> **Goal of the exercise**
Each line of the listing below must be set down exactly.

┄┄┄┄┄┄

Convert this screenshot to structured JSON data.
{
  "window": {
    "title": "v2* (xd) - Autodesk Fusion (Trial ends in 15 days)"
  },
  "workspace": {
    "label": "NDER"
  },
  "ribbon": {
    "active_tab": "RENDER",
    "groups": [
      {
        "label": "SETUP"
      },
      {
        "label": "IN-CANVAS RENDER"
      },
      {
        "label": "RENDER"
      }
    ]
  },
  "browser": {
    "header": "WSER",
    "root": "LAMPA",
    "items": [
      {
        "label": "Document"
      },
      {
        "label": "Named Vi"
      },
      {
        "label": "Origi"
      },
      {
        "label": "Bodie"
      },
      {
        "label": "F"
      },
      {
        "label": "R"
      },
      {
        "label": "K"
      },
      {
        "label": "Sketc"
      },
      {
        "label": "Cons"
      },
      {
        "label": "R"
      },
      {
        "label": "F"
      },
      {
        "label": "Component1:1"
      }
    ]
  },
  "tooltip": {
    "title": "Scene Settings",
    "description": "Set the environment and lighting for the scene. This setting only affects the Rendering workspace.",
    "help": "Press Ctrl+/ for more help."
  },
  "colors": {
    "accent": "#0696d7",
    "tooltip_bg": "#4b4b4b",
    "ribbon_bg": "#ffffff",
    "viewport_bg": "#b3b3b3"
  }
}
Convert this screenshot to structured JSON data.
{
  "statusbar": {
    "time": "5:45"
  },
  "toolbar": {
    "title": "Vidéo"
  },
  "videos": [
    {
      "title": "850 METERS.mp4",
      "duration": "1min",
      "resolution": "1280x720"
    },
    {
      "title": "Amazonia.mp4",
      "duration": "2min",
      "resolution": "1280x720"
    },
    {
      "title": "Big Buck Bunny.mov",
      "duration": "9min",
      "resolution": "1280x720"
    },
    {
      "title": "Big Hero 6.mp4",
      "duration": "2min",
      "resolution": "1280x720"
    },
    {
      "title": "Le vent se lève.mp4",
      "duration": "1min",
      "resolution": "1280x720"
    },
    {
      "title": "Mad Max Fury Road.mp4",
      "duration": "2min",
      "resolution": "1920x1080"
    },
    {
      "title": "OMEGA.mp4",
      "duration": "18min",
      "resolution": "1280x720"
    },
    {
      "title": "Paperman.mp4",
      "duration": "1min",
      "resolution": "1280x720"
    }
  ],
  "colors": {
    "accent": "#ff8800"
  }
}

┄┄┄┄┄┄

> **Solution to the problem**
Convert this screenshot to structured JSON data.
{
  "window": {
    "title": "v2* (xd) - Autodesk Fusion (Trial ends in 15 days)"
  },
  "workspace": {
    "label": "NDER"
  },
  "ribbon": {
    "active_tab": "RENDER",
    "groups": [
      {
        "label": "SETUP"
      },
      {
        "label": "IN-CANVAS RENDER"
      },
      {
        "label": "RENDER"
      }
    ]
  },
  "browser": {
    "header": "WSER",
    "root": "LAMPA",
    "items": [
      {
        "label": "Document"
      },
      {
        "label": "Named Vi"
      },
      {
        "label": "Origi"
      },
      {
        "label": "Bodie"
      },
      {
        "label": "F"
      },
      {
        "label": "R"
      },
      {
        "label": "K"
      },
      {
        "label": "Sketc"
      },
      {
        "label": "Cons"
      },
      {
        "label": "R"
      },
      {
        "label": "F"
      },
      {
        "label": "Component1:1"
      }
    ]
  },
  "tooltip": {
    "title": "Scene Settings",
    "description": "Set the environment and lighting for the scene. This setting only affects the Rendering workspace.",
    "help": "Press Ctrl+/ for more help."
  },
  "colors": {
    "accent": "#0696d7",
    "tooltip_bg": "#4b4b4b",
    "ribbon_bg": "#ffffff",
    "viewport_bg": "#b3b3b3"
  }
}
Convert this screenshot to structured JSON data.
{
  "statusbar": {
    "time": "5:45"
  },
  "toolbar": {
    "title": "Vidéo"
  },
  "videos": [
    {
      "title": "850 METERS.mp4",
      "duration": "1min",
      "resolution": "1280x720"
    },
    {
      "title": "Amazonia.mp4",
      "duration": "2min",
      "resolution": "1280x720"
    },
    {
      "title": "Big Buck Bunny.mov",
      "duration": "9min",
      "resolution": "1280x720"
    },
    {
      "title": "Big Hero 6.mp4",
      "duration": "2min",
      "resolution": "1280x720"
    },
    {
      "title": "Le vent se lève.mp4",
      "duration": "1min",
      "resolution": "1280x720"
    },
    {
      "title": "Mad Max Fury Road.mp4",
      "duration": "2min",
      "resolution": "1920x1080"
    },
    {
      "title": "OMEGA.mp4",
      "duration": "18min",
      "resolution": "1280x720"
    },
    {
      "title": "Paperman.mp4",
      "duration": "1min",
      "resolution": "1280x720"
    }
  ],
  "colors": {
    "accent": "#ff8800"
  }
}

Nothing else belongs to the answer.